What you should do:
All of the data is to be copied without a single change.

··· Record extracts ···

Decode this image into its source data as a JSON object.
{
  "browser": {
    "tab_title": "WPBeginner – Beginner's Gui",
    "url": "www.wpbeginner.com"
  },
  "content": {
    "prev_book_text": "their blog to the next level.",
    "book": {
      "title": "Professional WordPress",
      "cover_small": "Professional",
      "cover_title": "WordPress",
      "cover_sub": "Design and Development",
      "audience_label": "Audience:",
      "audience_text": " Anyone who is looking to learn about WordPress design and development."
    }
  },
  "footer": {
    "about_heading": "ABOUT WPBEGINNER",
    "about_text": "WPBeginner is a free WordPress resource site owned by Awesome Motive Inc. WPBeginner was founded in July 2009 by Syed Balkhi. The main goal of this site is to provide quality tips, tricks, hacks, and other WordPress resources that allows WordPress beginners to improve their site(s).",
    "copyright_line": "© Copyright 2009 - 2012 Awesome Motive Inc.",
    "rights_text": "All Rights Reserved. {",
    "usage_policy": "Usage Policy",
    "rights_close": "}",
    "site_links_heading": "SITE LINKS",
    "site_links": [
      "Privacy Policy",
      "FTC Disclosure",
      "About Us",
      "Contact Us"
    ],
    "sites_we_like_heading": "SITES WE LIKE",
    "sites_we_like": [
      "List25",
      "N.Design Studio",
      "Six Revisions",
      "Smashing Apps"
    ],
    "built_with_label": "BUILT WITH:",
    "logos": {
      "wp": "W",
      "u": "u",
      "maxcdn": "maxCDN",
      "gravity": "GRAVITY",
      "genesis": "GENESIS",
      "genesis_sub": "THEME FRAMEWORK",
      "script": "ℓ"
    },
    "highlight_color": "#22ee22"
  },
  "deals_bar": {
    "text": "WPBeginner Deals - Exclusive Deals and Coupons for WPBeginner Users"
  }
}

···

Written reply:
Decode this image into its source data as a JSON object.
{
  "browser": {
    "tab_title": "WPBeginner – Beginner's Gui",
    "url": "www.wpbeginner.com"
  },
  "content": {
    "prev_book_text": "their blog to the next level.",
    "book": {
      "title": "Professional WordPress",
      "cover_small": "Professional",
      "cover_title": "WordPress",
      "cover_sub": "Design and Development",
      "audience_label": "Audience:",
      "audience_text": " Anyone who is looking to learn about WordPress design and development."
    }
  },
  "footer": {
    "about_heading": "ABOUT WPBEGINNER",
    "about_text": "WPBeginner is a free WordPress resource site owned by Awesome Motive Inc. WPBeginner was founded in July 2009 by Syed Balkhi. The main goal of this site is to provide quality tips, tricks, hacks, and other WordPress resources that allows WordPress beginners to improve their site(s).",
    "copyright_line": "© Copyright 2009 - 2012 Awesome Motive Inc.",
    "rights_text": "All Rights Reserved. {",
    "usage_policy": "Usage Policy",
    "rights_close": "}",
    "site_links_heading": "SITE LINKS",
    "site_links": [
      "Privacy Policy",
      "FTC Disclosure",
      "About Us",
      "Contact Us"
    ],
    "sites_we_like_heading": "SITES WE LIKE",
    "sites_we_like": [
      "List25",
      "N.Design Studio",
      "Six Revisions",
      "Smashing Apps"
    ],
    "built_with_label": "BUILT WITH:",
    "logos": {
      "wp": "W",
      "u": "u",
      "maxcdn": "maxCDN",
      "gravity": "GRAVITY",
      "genesis": "GENESIS",
      "genesis_sub": "THEME FRAMEWORK",
      "script": "ℓ"
    },
    "highlight_color": "#22ee22"
  },
  "deals_bar": {
    "text": "WPBeginner Deals - Exclusive Deals and Coupons for WPBeginner Users"
  }
}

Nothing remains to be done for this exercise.